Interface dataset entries
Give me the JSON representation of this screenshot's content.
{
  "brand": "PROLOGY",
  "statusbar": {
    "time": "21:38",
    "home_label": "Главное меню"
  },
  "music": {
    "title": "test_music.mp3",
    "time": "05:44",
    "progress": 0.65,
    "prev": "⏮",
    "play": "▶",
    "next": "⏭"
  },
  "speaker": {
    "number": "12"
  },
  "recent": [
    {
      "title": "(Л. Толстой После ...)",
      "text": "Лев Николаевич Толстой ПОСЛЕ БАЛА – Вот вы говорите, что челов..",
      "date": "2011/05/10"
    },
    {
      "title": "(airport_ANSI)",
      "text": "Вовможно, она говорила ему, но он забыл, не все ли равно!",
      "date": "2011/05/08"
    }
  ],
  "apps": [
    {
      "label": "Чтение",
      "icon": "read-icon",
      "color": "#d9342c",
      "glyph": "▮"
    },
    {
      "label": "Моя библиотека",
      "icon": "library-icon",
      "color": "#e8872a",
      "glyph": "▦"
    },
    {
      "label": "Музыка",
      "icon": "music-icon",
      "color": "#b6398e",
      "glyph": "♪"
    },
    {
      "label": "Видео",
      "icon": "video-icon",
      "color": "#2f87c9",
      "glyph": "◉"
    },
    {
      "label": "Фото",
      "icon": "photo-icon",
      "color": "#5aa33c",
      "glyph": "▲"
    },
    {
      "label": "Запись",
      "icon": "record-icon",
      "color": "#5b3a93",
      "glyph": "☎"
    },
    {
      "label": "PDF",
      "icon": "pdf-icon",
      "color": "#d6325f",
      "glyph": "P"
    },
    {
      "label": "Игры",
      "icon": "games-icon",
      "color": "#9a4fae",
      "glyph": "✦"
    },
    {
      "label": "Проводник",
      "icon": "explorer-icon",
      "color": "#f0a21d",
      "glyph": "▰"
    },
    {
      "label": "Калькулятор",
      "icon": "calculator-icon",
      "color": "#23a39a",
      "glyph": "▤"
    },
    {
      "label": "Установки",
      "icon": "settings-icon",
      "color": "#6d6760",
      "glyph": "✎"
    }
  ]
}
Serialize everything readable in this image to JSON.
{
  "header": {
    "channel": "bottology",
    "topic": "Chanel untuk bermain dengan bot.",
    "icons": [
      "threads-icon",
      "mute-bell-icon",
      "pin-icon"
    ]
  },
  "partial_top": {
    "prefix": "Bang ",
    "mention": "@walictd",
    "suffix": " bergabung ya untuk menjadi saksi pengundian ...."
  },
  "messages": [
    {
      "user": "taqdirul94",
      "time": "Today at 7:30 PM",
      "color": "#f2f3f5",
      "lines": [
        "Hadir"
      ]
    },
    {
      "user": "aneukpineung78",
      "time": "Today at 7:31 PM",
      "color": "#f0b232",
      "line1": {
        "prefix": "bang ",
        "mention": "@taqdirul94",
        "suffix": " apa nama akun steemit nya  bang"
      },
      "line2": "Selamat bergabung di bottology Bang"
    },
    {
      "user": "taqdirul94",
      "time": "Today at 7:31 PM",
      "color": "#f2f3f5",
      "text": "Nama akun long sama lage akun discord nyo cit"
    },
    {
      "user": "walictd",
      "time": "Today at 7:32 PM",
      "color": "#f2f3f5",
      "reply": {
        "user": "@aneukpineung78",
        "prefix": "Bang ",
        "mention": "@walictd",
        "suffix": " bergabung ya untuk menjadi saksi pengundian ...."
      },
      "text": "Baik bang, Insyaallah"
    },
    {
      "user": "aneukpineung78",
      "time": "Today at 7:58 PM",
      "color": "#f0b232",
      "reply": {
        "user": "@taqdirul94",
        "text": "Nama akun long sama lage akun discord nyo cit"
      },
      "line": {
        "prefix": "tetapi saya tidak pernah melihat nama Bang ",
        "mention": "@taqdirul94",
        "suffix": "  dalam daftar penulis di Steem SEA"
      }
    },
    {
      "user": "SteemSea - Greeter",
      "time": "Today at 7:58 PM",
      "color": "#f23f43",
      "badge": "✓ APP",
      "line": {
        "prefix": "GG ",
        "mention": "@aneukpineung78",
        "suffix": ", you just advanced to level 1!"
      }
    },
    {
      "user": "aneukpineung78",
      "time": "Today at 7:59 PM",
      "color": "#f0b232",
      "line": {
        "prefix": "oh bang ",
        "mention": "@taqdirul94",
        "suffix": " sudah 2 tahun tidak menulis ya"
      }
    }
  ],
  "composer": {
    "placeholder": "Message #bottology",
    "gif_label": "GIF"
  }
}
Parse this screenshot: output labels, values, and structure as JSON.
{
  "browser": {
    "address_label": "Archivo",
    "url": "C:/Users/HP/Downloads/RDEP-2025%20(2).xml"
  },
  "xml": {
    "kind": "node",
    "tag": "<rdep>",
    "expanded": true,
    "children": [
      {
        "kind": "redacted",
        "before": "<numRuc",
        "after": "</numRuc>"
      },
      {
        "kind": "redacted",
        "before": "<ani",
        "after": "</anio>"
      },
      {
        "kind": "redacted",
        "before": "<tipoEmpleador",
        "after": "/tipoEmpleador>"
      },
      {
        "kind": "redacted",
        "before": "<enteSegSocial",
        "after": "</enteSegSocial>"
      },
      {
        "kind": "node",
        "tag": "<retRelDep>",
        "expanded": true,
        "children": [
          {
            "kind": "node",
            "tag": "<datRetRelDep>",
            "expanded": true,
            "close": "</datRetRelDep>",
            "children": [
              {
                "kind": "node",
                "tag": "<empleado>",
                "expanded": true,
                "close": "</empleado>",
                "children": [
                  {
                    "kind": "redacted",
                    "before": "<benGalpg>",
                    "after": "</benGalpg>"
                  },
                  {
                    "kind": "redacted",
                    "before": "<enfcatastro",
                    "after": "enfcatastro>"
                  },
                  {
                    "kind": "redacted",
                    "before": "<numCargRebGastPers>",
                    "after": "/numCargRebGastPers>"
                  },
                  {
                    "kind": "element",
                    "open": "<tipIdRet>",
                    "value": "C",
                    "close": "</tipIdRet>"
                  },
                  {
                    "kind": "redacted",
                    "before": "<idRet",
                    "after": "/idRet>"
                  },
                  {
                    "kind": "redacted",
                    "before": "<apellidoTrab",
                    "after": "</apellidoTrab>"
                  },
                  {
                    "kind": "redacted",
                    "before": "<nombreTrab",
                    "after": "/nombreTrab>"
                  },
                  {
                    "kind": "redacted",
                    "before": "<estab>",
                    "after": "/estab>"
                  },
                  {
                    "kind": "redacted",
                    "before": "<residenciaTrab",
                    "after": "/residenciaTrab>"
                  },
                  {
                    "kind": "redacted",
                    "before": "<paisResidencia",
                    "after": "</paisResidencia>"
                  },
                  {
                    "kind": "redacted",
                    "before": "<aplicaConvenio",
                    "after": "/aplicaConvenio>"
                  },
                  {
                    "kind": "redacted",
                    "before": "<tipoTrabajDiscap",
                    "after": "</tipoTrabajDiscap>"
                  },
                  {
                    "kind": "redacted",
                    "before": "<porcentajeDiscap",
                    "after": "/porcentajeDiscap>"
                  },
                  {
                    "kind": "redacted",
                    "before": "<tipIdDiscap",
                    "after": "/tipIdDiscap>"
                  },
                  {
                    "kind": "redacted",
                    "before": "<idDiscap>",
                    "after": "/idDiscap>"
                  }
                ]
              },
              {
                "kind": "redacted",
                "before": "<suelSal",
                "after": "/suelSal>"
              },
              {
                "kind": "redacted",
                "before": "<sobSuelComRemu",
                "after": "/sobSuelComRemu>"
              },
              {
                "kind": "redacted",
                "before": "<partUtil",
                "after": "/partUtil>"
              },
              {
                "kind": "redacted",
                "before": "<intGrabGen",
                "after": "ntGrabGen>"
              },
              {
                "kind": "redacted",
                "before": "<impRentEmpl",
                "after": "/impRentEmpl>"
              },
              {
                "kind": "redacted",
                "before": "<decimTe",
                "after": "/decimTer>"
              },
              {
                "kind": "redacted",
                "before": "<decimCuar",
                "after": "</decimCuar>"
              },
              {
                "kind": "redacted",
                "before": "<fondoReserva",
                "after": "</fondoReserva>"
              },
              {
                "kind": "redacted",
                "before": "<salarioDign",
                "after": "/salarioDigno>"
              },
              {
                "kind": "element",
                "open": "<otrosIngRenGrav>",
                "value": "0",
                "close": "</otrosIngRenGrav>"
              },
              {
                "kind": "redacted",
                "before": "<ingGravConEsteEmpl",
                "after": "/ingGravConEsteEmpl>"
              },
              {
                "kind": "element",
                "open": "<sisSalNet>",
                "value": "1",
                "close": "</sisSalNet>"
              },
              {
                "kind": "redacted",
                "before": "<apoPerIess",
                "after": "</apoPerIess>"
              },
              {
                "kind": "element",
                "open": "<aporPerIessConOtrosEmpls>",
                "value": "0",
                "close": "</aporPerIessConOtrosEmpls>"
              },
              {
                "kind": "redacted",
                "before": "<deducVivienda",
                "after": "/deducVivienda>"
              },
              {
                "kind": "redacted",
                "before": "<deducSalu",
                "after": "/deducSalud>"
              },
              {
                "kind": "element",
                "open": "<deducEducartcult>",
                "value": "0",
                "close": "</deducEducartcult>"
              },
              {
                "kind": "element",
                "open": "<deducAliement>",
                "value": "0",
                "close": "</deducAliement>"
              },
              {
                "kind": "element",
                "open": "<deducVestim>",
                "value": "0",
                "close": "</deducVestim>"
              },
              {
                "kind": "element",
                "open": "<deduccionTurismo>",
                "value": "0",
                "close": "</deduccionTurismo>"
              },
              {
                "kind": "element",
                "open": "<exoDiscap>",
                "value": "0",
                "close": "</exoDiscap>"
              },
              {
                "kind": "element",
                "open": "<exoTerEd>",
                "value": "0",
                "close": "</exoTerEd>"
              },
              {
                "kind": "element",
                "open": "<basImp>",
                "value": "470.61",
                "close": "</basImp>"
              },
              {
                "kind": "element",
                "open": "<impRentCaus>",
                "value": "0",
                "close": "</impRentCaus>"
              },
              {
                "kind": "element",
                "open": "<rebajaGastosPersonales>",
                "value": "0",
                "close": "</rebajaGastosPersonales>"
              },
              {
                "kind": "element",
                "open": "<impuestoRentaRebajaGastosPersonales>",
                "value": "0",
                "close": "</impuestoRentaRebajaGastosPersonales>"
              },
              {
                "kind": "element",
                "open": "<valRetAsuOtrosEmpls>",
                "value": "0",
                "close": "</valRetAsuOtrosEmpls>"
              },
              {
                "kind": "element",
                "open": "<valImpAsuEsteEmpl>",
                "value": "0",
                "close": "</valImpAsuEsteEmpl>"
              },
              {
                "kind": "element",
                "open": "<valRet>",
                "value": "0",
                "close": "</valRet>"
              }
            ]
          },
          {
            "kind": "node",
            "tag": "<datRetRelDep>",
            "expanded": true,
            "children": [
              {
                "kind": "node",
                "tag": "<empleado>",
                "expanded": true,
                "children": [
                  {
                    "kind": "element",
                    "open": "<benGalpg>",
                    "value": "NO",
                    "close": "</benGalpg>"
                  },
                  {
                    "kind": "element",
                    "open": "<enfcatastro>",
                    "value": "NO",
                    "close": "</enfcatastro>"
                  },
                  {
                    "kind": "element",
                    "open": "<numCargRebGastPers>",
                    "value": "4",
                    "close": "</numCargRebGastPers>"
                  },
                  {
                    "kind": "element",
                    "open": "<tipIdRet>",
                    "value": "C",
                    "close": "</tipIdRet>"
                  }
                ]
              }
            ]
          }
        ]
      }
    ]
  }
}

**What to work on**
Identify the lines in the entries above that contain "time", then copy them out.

**Response to this exercise**
    "time": "21:38",
    "time": "05:44",
      "time": "Today at 7:30 PM",
      "time": "Today at 7:31 PM",
      "time": "Today at 7:31 PM",
      "time": "Today at 7:32 PM",
      "time": "Today at 7:58 PM",
      "time": "Today at 7:58 PM",
      "time": "Today at 7:59 PM",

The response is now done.